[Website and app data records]
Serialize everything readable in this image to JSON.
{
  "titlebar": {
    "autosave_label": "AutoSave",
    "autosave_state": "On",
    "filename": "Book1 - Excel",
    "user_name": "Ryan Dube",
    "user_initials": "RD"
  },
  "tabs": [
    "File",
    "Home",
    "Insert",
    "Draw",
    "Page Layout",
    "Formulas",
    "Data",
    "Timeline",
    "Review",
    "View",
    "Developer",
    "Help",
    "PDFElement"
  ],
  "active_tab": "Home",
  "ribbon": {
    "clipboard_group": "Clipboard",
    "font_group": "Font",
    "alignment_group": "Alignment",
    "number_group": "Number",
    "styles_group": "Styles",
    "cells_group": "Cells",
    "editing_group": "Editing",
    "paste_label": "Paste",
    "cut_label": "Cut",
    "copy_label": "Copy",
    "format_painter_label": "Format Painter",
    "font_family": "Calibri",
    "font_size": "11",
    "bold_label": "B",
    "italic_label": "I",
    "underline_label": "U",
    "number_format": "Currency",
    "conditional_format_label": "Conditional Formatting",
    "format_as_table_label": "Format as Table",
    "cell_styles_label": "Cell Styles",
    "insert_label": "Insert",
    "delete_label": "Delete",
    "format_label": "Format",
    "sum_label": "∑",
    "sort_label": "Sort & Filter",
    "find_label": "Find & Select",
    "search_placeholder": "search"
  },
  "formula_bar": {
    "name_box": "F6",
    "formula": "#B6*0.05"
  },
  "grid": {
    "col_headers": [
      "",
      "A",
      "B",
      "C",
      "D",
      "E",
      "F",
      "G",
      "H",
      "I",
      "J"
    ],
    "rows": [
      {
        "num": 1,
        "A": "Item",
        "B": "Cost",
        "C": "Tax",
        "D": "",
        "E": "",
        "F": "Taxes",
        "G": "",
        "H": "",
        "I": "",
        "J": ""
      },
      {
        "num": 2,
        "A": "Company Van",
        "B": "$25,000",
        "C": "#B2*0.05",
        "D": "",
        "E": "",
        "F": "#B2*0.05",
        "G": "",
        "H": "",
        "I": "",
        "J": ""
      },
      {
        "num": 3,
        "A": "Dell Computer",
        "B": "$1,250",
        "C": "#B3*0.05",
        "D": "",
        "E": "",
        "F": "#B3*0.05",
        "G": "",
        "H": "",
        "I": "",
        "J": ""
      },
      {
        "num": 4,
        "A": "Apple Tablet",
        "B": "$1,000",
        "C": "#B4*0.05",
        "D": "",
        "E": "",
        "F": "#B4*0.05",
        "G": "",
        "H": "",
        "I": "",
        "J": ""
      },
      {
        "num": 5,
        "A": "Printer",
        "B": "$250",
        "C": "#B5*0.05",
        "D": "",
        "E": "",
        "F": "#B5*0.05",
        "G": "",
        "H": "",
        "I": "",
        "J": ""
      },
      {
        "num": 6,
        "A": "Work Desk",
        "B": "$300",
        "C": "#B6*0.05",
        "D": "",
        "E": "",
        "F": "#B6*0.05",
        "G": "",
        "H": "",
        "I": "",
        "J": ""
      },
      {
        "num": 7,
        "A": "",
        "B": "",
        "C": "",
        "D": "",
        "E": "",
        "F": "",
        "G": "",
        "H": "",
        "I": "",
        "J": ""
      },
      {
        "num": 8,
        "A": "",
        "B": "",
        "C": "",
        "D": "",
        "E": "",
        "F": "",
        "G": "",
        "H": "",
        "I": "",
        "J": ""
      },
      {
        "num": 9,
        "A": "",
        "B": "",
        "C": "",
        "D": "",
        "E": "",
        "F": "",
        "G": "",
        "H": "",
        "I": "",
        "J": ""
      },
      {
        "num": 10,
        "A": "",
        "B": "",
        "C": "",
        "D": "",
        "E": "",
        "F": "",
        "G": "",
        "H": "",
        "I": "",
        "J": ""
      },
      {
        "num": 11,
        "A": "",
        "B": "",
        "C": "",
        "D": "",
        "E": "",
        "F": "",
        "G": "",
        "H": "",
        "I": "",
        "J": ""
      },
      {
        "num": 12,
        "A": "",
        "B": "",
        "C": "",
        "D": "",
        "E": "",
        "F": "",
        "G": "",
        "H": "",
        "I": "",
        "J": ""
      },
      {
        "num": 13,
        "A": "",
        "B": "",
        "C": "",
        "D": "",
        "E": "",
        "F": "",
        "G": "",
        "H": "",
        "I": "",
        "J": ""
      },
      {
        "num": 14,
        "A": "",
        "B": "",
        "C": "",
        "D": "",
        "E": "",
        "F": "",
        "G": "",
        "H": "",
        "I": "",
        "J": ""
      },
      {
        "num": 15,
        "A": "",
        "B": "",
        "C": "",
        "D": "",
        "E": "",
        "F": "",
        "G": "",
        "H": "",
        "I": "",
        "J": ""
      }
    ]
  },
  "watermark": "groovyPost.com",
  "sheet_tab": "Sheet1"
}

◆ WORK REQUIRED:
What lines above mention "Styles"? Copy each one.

◆ EXERCISE SOLUTION:
    "styles_group": "Styles",
    "cell_styles_label": "Cell Styles",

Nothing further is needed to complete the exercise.